The Jets said Wednesday that Little was taken to St. Boniface Hospital and needed 25-30 stitches to close a cut, then was transferred to the Health Sciences Centre’s neurological unit for further observation.

The team said the 31-year-old center was alert at all times and in good spirits Wednesday morning. Little has two goals and three assists in seven games after sitting out the first nine of the season because of a concussion.

COLLEGE FOOTBALL

ALBUQUERQUE, N.M. (AP) — The football game between Air Force and New Mexico scheduled for this weekend was postponed following the death of a Lobos defensive lineman.

Air Force will travel to New Mexico on Nov. 23 instead, the Mountain West said Wednesday.

New Mexico announced the death of 21-year-old Nahje Flowers on Tuesday. The university didn’t provide a cause or other circumstances. Flowers was from Los Angeles, where he played football at Dorsey High School. He had been at New Mexico since 2016.

This season, Flowers had 13 tackles and 1 1/2 sack.

In a release, Mountain West Commissioner Craig Thompson said the focus should be on “the family, friends and teammates who have been affected during this difficult time.”

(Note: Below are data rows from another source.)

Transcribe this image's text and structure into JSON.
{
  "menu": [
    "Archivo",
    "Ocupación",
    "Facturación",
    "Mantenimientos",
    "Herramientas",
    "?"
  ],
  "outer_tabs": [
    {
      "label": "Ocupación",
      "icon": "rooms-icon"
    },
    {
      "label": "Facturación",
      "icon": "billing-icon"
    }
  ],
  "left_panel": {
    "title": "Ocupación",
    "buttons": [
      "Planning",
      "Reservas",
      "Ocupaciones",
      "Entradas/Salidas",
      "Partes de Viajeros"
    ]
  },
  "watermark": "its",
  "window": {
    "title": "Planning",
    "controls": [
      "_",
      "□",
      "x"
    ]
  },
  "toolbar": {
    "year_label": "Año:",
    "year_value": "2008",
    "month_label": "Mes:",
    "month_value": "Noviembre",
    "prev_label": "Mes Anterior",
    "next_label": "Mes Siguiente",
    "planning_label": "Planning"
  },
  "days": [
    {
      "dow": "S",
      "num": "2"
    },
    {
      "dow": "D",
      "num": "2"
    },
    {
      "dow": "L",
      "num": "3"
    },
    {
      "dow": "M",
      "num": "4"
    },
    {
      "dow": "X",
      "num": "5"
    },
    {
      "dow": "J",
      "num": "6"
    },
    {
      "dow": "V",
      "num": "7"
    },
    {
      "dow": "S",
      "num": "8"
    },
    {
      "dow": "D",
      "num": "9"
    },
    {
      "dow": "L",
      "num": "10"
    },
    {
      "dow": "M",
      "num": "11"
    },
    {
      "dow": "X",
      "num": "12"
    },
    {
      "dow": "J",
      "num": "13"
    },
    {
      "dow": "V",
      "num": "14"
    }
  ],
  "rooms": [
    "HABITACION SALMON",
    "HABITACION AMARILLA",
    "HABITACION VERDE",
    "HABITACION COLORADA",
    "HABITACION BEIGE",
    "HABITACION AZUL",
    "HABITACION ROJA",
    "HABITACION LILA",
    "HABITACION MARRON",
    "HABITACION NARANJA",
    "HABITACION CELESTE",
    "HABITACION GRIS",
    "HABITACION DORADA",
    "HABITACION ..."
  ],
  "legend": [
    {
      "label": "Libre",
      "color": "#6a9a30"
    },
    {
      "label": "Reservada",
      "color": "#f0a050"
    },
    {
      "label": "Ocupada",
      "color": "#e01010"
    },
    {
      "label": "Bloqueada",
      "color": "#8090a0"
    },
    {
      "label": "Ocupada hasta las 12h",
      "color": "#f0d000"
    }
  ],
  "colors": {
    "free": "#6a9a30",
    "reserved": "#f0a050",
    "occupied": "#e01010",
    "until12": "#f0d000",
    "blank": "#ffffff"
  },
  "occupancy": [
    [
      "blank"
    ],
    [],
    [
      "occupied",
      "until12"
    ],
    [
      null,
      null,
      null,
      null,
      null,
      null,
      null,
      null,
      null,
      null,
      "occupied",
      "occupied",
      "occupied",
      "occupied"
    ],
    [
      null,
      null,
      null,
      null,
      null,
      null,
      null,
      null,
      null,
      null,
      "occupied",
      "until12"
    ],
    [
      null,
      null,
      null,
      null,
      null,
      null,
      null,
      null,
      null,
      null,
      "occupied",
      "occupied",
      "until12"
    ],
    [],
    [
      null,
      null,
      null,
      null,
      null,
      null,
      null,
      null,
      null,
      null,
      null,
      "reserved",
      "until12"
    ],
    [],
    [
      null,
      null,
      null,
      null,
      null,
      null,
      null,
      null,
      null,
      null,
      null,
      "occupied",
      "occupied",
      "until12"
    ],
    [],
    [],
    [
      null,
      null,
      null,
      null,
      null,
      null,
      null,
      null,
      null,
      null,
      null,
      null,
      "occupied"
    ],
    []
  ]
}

SPORTS BETTING

DENVER (AP) — Colorado became the 19th U.S. state to legalize some form of sports betting as election officials tallied Wednesday a surprisingly close vote in which ballots for the measure narrowly surpassed “no” votes.

More than 1.3 million Coloradans voted Tuesday on Proposition DD, a bipartisan ballot measure crafted by lawmakers that legalizes sports betting next year and taxes it to fund a state water conservation plan.

It led by a 51%-49% margin mid-afternoon Wednesday, according to unofficial returns.

Legal sports betting has spread since New Jersey won a U.S. Supreme Court case in 2018 allowing all 50 states to offer it. But most states have generated limited tax revenue.

An Associated Press analysis showed that seven states that reported on sports betting revenue for the fiscal year that ended in June generated just $74 million in state taxes.

Starting next May, Colorado’s 33 casinos can offer in-person and online wagering on professional, collegiate, motor and Olympic sports.